- **Exercise brief**
What number of lines in the data below contain the string "phone"? Answer with that number alone.

[Dataset rows for apps and sites]
--------------------

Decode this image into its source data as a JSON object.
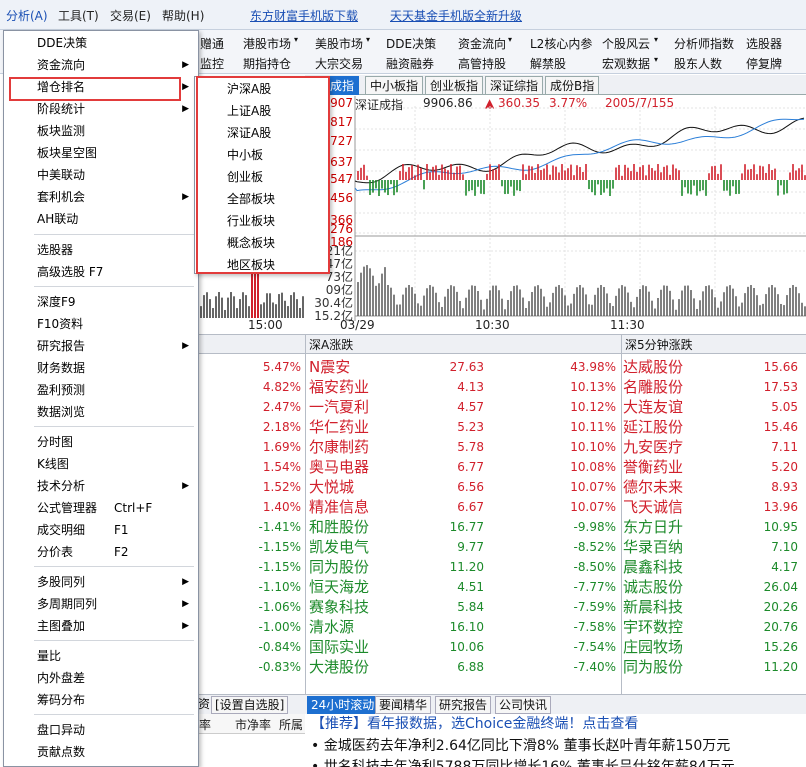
{
  "menubar": {
    "items": [
      "分析(A)",
      "工具(T)",
      "交易(E)",
      "帮助(H)"
    ],
    "links": [
      "东方财富手机版下载",
      "天天基金手机版全新升级"
    ]
  },
  "nav": {
    "row1": [
      "港股市场",
      "美股市场",
      "DDE决策",
      "资金流向",
      "L2核心内参",
      "个股风云",
      "分析师指数",
      "选股器"
    ],
    "row2": [
      "期指持仓",
      "大宗交易",
      "融资融券",
      "高管持股",
      "解禁股",
      "宏观数据",
      "股东人数",
      "停复牌"
    ],
    "partial_row1": "赠通",
    "partial_row2": "监控"
  },
  "index_tabs": [
    "成指",
    "中小板指",
    "创业板指",
    "深证综指",
    "成份B指"
  ],
  "index_info": {
    "name": "深证成指",
    "value": "9906.86",
    "change": "▲ 360.35",
    "pct": "3.77%",
    "updown": "2005/7/155"
  },
  "chart_data": {
    "type": "line",
    "price_ticks": [
      "907",
      "817",
      "727",
      "637",
      "547",
      "456",
      "366",
      "276",
      "186"
    ],
    "volume_ticks": [
      "21亿",
      "47亿",
      "73亿",
      "09亿",
      "30.4亿",
      "15.2亿"
    ],
    "x_ticks": [
      "03/29",
      "10:30",
      "11:30"
    ],
    "left_x_tick": "15:00"
  },
  "tables": {
    "headers": [
      "深A涨跌",
      "深5分钟涨跌"
    ],
    "left_pcts": [
      "5.47%",
      "4.82%",
      "2.47%",
      "2.18%",
      "1.69%",
      "1.54%",
      "1.52%",
      "1.40%",
      "-1.41%",
      "-1.15%",
      "-1.15%",
      "-1.10%",
      "-1.06%",
      "-1.00%",
      "-0.84%",
      "-0.83%"
    ],
    "mid": [
      {
        "name": "N震安",
        "price": "27.63",
        "pct": "43.98%"
      },
      {
        "name": "福安药业",
        "price": "4.13",
        "pct": "10.13%"
      },
      {
        "name": "一汽夏利",
        "price": "4.57",
        "pct": "10.12%"
      },
      {
        "name": "华仁药业",
        "price": "5.23",
        "pct": "10.11%"
      },
      {
        "name": "尔康制药",
        "price": "5.78",
        "pct": "10.10%"
      },
      {
        "name": "奥马电器",
        "price": "6.77",
        "pct": "10.08%"
      },
      {
        "name": "大悦城",
        "price": "6.56",
        "pct": "10.07%"
      },
      {
        "name": "精准信息",
        "price": "6.67",
        "pct": "10.07%"
      },
      {
        "name": "和胜股份",
        "price": "16.77",
        "pct": "-9.98%"
      },
      {
        "name": "凯发电气",
        "price": "9.77",
        "pct": "-8.52%"
      },
      {
        "name": "同为股份",
        "price": "11.20",
        "pct": "-8.50%"
      },
      {
        "name": "恒天海龙",
        "price": "4.51",
        "pct": "-7.77%"
      },
      {
        "name": "赛象科技",
        "price": "5.84",
        "pct": "-7.59%"
      },
      {
        "name": "清水源",
        "price": "16.10",
        "pct": "-7.58%"
      },
      {
        "name": "国际实业",
        "price": "10.06",
        "pct": "-7.54%"
      },
      {
        "name": "大港股份",
        "price": "6.88",
        "pct": "-7.40%"
      }
    ],
    "right": [
      {
        "name": "达威股份",
        "price": "15.66"
      },
      {
        "name": "名雕股份",
        "price": "17.53"
      },
      {
        "name": "大连友谊",
        "price": "5.05"
      },
      {
        "name": "延江股份",
        "price": "15.46"
      },
      {
        "name": "九安医疗",
        "price": "7.11"
      },
      {
        "name": "誉衡药业",
        "price": "5.20"
      },
      {
        "name": "德尔未来",
        "price": "8.93"
      },
      {
        "name": "飞天诚信",
        "price": "13.96"
      },
      {
        "name": "东方日升",
        "price": "10.95"
      },
      {
        "name": "华录百纳",
        "price": "7.10"
      },
      {
        "name": "晨鑫科技",
        "price": "4.17"
      },
      {
        "name": "诚志股份",
        "price": "26.04"
      },
      {
        "name": "新晨科技",
        "price": "20.26"
      },
      {
        "name": "宇环数控",
        "price": "20.76"
      },
      {
        "name": "庄园牧场",
        "price": "15.26"
      },
      {
        "name": "同为股份",
        "price": "11.20"
      }
    ]
  },
  "bottom": {
    "left_tabs": [
      "[设置自选股]",
      "资"
    ],
    "tabs": [
      "24小时滚动",
      "要闻精华",
      "研究报告",
      "公司快讯"
    ],
    "cols": [
      "率",
      "市净率",
      "所属"
    ],
    "promo": "【推荐】看年报数据，选Choice金融终端！点击查看",
    "news": [
      "金城医药去年净利2.64亿同比下滑8% 董事长赵叶青年薪150万元",
      "世名科技去年净利5788万同比增长16% 董事长吕仕铭年薪84万元"
    ]
  },
  "menu": {
    "items": [
      {
        "label": "DDE决策"
      },
      {
        "label": "资金流向",
        "submenu": true
      },
      {
        "label": "增仓排名",
        "submenu": true,
        "active": true
      },
      {
        "label": "阶段统计",
        "submenu": true
      },
      {
        "label": "板块监测"
      },
      {
        "label": "板块星空图"
      },
      {
        "label": "中美联动"
      },
      {
        "label": "套利机会",
        "submenu": true
      },
      {
        "label": "AH联动"
      },
      {
        "label": "选股器",
        "sep_before": true
      },
      {
        "label": "高级选股 F7"
      },
      {
        "label": "深度F9",
        "sep_before": true
      },
      {
        "label": "F10资料"
      },
      {
        "label": "研究报告",
        "submenu": true
      },
      {
        "label": "财务数据"
      },
      {
        "label": "盈利预测"
      },
      {
        "label": "数据浏览"
      },
      {
        "label": "分时图",
        "sep_before": true
      },
      {
        "label": "K线图"
      },
      {
        "label": "技术分析",
        "submenu": true
      },
      {
        "label": "公式管理器",
        "shortcut": "Ctrl+F"
      },
      {
        "label": "成交明细",
        "shortcut": "F1"
      },
      {
        "label": "分价表",
        "shortcut": "F2"
      },
      {
        "label": "多股同列",
        "submenu": true,
        "sep_before": true
      },
      {
        "label": "多周期同列",
        "submenu": true
      },
      {
        "label": "主图叠加",
        "submenu": true
      },
      {
        "label": "量比",
        "sep_before": true
      },
      {
        "label": "内外盘差"
      },
      {
        "label": "筹码分布"
      },
      {
        "label": "盘口异动",
        "sep_before": true
      },
      {
        "label": "贡献点数"
      }
    ],
    "submenu_items": [
      "沪深A股",
      "上证A股",
      "深证A股",
      "中小板",
      "创业板",
      "全部板块",
      "行业板块",
      "概念板块",
      "地区板块"
    ]
  },
  "colors": {
    "up": "#d1202c",
    "down": "#1c8a2a",
    "highlight_box": "#e23b3b",
    "tab_active": "#1d6fd0"
  }
}
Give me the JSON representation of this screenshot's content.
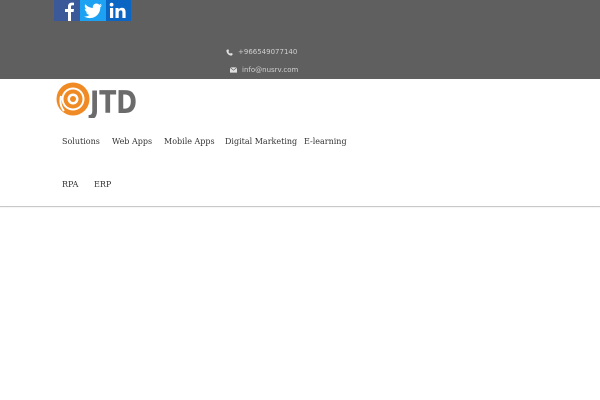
{
  "colors": {
    "topbar_bg": "#5f5f60",
    "facebook": "#3b5998",
    "twitter": "#1da1f2",
    "linkedin": "#0a66c2",
    "logo_orange": "#f08a24",
    "logo_grey": "#6b6b6b",
    "nav_text": "#333333"
  },
  "social": [
    {
      "name": "facebook",
      "icon": "facebook-icon"
    },
    {
      "name": "twitter",
      "icon": "twitter-icon"
    },
    {
      "name": "linkedin",
      "icon": "linkedin-icon"
    }
  ],
  "contact": {
    "phone": "+966549077140",
    "email": "info@nusrv.com",
    "phone_icon": "phone-icon",
    "email_icon": "envelope-icon"
  },
  "logo": {
    "text": "JTD"
  },
  "nav": {
    "items": [
      {
        "label": "Solutions"
      },
      {
        "label": "Web Apps"
      },
      {
        "label": "Mobile Apps"
      },
      {
        "label": "Digital Marketing"
      },
      {
        "label": "E-learning"
      },
      {
        "label": "RPA"
      },
      {
        "label": "ERP"
      }
    ]
  }
}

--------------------

- **Final answer**
2